[Entries from a dataset of interfaces]
===

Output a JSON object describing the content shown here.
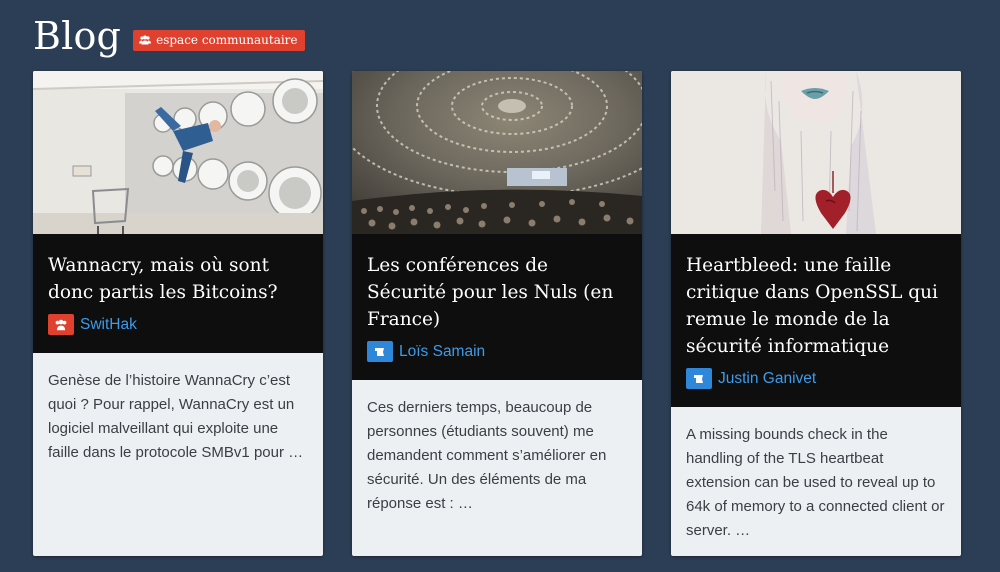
{
  "header": {
    "title": "Blog",
    "badge_label": "espace communautaire",
    "badge_icon": "users-icon"
  },
  "colors": {
    "background": "#2c3e55",
    "badge": "#e0412f",
    "author_link": "#3d9be9",
    "author_icon_red": "#e0412f",
    "author_icon_blue": "#2e87d8"
  },
  "posts": [
    {
      "image": "laundromat-photo",
      "title": "Wannacry, mais où sont donc partis les Bitcoins?",
      "author": "SwitHak",
      "author_icon": "users-icon",
      "excerpt": "Genèse de l’histoire WannaCry c’est quoi ? Pour rappel, WannaCry est un logiciel malveillant qui exploite une faille dans le protocole SMBv1 pour …"
    },
    {
      "image": "conference-hall-photo",
      "title": "Les conférences de Sécurité pour les Nuls (en France)",
      "author": "Loïs Samain",
      "author_icon": "flag-icon",
      "excerpt": "Ces derniers temps, beaucoup de personnes (étudiants souvent) me demandent comment s’améliorer en sécurité. Un des éléments de ma réponse est : …"
    },
    {
      "image": "bleeding-heart-painting",
      "title": "Heartbleed: une faille critique dans OpenSSL qui remue le monde de la sécurité informatique",
      "author": "Justin Ganivet",
      "author_icon": "flag-icon",
      "excerpt": "A missing bounds check in the handling of the TLS heartbeat extension can be used to reveal up to 64k of memory to a connected client or server. …"
    }
  ]
}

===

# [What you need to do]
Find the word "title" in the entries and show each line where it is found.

# [Solved exercise]
    "title": "Blog",
      "title": "Wannacry, mais où sont donc partis les Bitcoins?",
      "title": "Les conférences de Sécurité pour les Nuls (en France)",
      "title": "Heartbleed: une faille critique dans OpenSSL qui remue le monde de la sécurité informatique",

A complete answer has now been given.